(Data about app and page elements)
============

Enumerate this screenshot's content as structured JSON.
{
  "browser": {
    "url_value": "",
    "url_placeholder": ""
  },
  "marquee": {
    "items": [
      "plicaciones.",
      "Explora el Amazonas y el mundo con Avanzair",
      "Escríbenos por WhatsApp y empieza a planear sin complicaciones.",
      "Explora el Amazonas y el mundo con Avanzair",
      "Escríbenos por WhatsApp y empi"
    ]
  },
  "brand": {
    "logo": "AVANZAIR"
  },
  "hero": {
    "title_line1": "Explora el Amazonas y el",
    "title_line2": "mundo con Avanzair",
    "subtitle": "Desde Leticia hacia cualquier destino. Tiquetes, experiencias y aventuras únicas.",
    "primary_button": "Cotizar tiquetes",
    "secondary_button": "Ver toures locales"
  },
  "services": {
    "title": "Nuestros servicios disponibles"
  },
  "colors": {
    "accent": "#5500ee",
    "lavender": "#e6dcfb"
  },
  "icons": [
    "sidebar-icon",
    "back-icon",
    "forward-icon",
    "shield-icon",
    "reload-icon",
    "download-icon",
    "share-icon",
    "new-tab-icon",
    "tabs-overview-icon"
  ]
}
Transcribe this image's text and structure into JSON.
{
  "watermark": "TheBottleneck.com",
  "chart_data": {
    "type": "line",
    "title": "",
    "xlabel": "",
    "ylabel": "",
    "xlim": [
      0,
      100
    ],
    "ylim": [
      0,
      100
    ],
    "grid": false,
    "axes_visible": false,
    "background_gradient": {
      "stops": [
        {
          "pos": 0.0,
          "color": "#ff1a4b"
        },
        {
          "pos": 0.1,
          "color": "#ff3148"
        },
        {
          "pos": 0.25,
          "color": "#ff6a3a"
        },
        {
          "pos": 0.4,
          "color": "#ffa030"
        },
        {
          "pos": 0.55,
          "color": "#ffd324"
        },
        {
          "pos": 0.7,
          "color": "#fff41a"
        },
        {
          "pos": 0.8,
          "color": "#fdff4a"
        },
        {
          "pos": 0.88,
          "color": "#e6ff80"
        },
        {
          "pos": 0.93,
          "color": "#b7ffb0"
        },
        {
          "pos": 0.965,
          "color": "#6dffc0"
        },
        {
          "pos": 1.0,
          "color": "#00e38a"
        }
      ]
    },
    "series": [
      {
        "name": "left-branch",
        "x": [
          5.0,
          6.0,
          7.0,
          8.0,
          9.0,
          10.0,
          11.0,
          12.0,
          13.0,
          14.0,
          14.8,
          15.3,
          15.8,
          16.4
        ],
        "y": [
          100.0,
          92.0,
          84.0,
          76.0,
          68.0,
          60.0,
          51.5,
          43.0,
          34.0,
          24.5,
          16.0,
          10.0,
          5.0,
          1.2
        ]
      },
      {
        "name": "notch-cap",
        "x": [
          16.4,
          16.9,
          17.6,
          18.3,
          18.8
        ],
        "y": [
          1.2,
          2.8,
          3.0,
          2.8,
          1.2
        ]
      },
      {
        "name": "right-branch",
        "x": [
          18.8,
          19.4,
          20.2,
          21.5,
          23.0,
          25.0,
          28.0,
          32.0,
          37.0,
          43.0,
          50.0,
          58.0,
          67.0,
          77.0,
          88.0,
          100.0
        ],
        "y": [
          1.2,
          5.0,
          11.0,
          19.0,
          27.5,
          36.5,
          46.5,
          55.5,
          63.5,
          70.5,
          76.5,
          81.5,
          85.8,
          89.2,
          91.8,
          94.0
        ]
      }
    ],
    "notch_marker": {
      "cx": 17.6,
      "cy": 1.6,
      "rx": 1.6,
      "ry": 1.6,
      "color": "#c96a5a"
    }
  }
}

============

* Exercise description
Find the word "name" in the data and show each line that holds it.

* Output of the exercise
        "name": "left-branch",
        "name": "notch-cap",
        "name": "right-branch",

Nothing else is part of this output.